DATA LISTING:

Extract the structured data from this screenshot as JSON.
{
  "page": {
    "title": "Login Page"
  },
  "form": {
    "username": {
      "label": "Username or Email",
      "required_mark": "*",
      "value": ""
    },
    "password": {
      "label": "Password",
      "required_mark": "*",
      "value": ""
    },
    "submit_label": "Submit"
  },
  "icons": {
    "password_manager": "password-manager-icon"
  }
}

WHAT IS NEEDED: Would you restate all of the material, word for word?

SOLUTION TO THIS TASK:
Extract the structured data from this screenshot as JSON.
{
  "page": {
    "title": "Login Page"
  },
  "form": {
    "username": {
      "label": "Username or Email",
      "required_mark": "*",
      "value": ""
    },
    "password": {
      "label": "Password",
      "required_mark": "*",
      "value": ""
    },
    "submit_label": "Submit"
  },
  "icons": {
    "password_manager": "password-manager-icon"
  }
}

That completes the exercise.